■ **WHAT THIS TASK INVOLVES**
Locate each line with the string "ratio" in the listing below and copy it.

■ **SOURCE DATA**
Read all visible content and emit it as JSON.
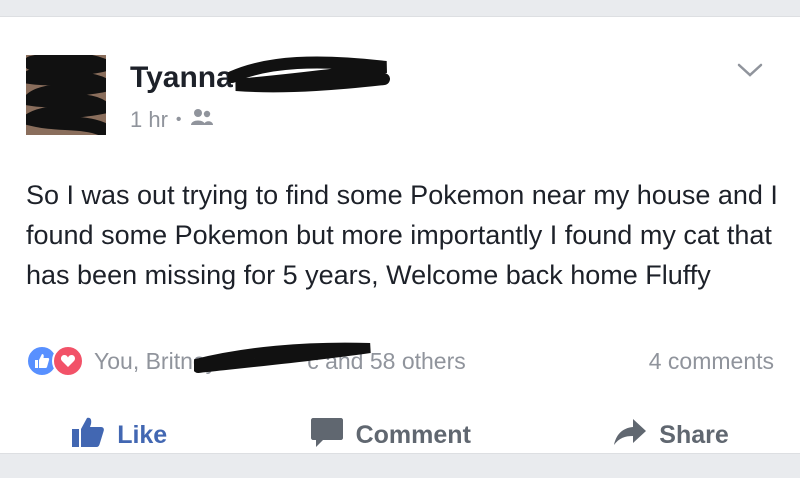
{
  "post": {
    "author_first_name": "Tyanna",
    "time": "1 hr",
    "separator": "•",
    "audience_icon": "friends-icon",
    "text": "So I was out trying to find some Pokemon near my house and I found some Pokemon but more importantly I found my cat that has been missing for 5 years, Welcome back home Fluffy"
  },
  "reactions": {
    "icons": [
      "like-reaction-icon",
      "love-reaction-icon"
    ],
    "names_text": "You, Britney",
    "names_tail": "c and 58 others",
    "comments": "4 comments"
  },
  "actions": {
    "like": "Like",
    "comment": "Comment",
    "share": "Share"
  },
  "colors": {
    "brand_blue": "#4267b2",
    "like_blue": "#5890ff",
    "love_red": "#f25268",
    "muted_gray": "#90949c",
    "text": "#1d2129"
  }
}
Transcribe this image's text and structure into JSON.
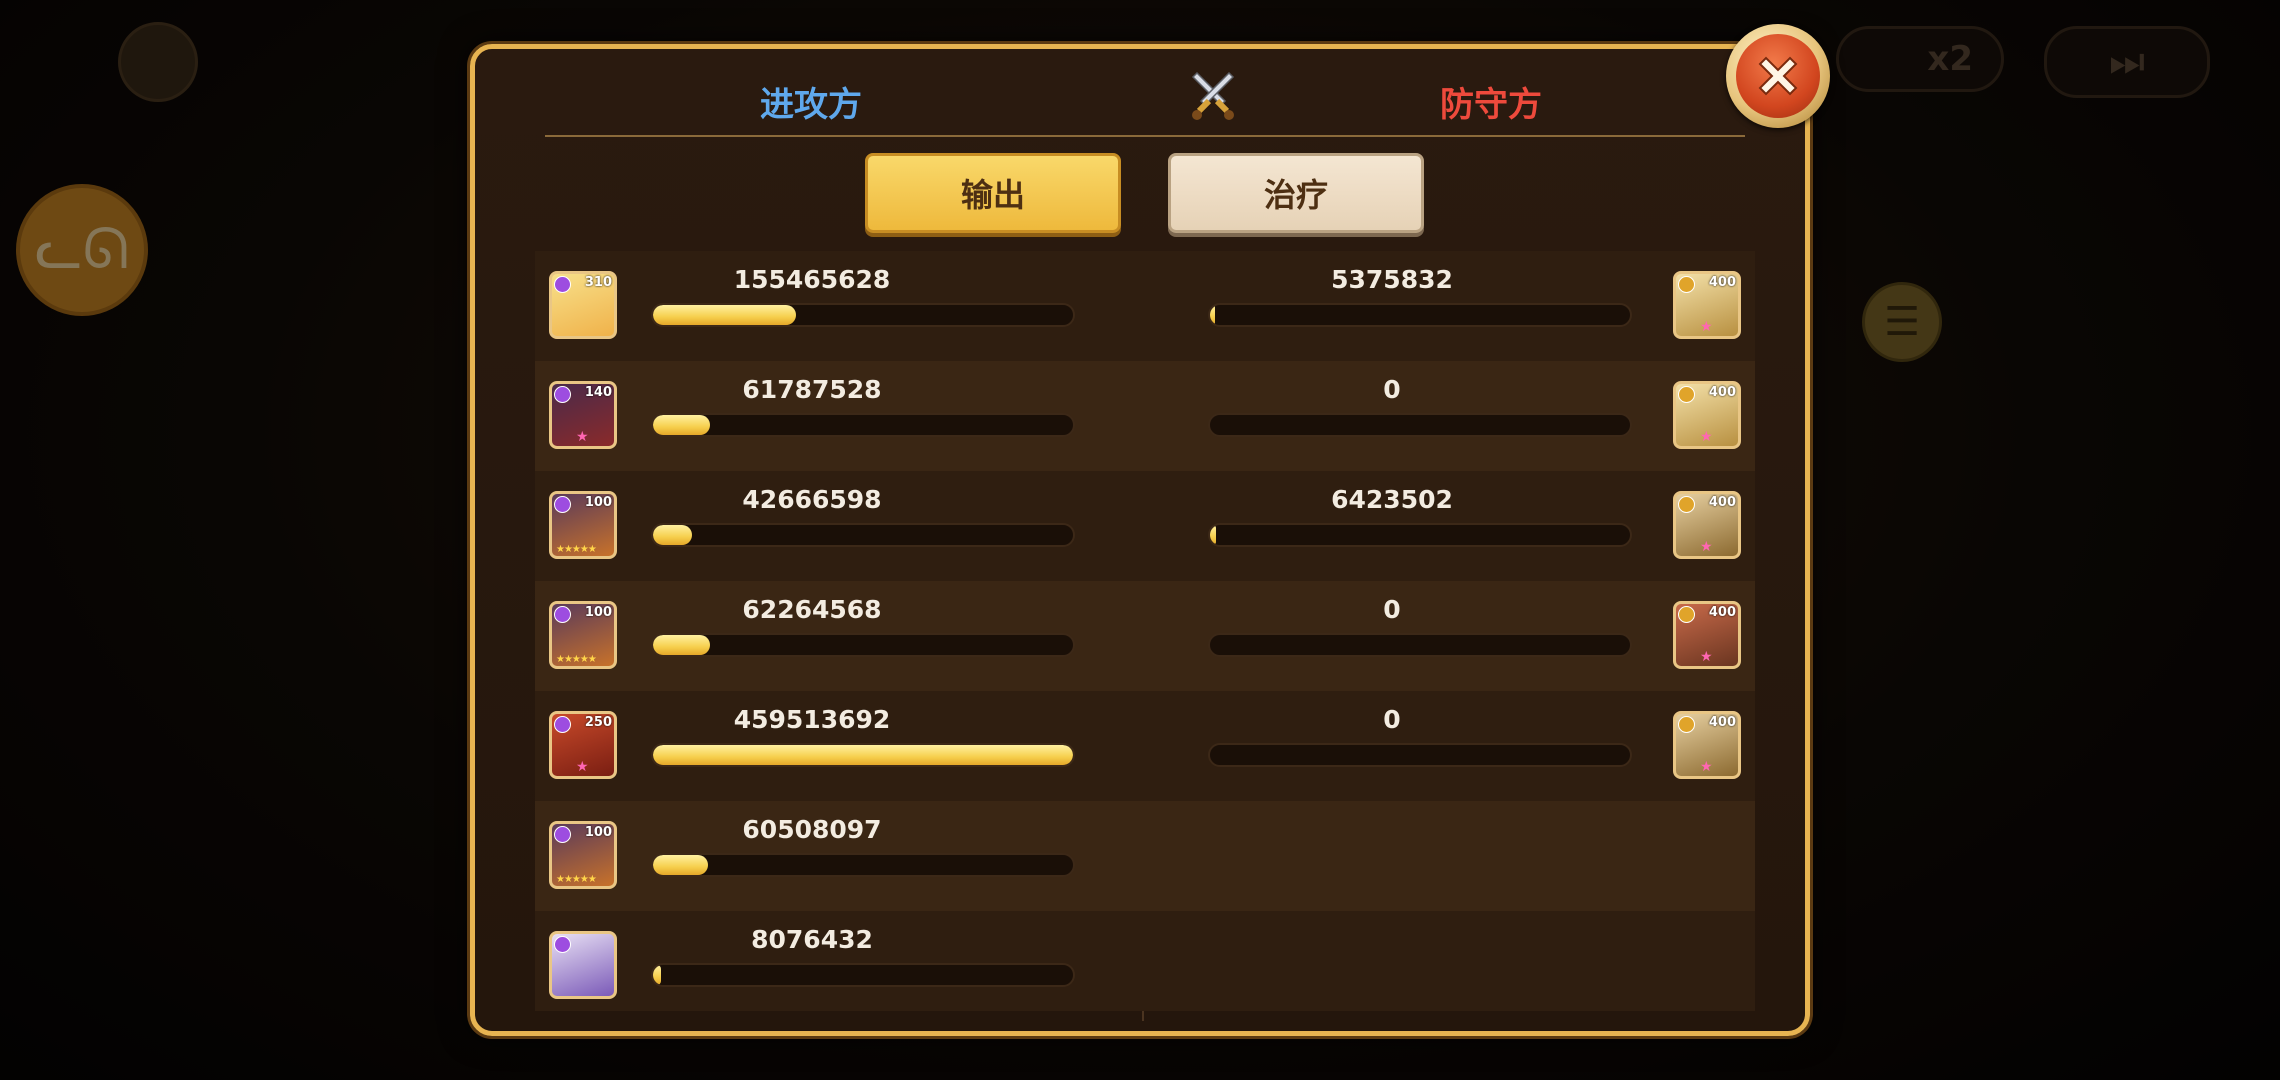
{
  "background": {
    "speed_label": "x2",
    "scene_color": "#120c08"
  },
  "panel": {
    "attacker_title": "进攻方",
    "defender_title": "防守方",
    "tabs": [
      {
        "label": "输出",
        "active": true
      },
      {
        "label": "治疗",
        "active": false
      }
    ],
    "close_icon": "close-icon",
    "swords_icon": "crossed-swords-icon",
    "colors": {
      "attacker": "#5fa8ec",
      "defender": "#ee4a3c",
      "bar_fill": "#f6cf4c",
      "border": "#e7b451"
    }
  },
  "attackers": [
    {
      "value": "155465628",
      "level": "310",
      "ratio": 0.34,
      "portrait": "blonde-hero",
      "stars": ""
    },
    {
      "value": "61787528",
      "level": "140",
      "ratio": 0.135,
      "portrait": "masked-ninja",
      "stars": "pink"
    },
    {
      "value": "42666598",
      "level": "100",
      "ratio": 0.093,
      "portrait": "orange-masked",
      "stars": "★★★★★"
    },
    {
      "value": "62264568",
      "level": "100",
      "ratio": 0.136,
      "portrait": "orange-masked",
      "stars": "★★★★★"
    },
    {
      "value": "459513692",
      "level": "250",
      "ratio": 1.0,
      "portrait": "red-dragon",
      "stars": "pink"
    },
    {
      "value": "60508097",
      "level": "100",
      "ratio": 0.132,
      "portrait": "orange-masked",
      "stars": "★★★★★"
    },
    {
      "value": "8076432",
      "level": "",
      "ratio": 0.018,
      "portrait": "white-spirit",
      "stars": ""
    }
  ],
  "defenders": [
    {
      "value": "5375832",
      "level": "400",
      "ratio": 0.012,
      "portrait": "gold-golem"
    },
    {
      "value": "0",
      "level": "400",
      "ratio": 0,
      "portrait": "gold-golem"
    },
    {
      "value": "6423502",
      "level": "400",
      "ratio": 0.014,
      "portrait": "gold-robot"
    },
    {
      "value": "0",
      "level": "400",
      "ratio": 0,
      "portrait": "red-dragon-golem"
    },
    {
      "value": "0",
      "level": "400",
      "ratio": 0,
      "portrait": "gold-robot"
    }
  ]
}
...
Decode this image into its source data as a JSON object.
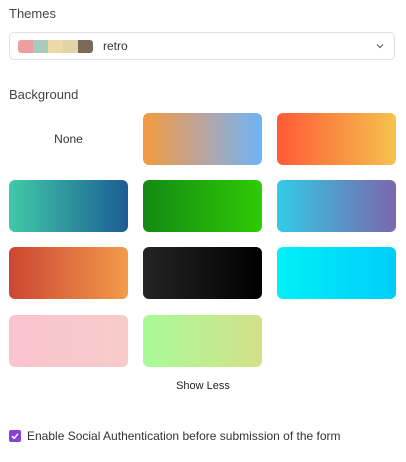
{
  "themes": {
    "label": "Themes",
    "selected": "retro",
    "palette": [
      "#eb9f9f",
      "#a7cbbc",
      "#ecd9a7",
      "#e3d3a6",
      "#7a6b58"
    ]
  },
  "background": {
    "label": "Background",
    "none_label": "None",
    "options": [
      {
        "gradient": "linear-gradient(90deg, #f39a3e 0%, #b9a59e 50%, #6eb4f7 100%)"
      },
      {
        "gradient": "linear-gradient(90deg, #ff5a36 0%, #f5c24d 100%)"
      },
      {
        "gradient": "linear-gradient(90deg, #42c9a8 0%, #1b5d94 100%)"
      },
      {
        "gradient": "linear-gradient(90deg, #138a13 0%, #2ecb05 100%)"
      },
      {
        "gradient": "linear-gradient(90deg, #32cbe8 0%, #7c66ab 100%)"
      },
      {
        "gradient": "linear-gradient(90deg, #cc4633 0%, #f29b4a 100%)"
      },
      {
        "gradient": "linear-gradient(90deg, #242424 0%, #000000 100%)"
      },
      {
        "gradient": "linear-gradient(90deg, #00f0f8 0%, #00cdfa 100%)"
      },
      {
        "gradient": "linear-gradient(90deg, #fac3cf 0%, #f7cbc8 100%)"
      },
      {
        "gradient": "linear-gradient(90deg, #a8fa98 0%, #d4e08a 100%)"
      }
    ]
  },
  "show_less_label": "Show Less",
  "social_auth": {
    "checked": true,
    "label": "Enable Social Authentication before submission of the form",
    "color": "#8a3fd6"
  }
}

■ **REPLY**
      "ratio": 0.34,
      "ratio": 0.135,
      "ratio": 0.093,
      "ratio": 0.136,
      "ratio": 1.0,
      "ratio": 0.132,
      "ratio": 0.018,
      "ratio": 0.012,
      "ratio": 0,
      "ratio": 0.014,
      "ratio": 0,
      "ratio": 0,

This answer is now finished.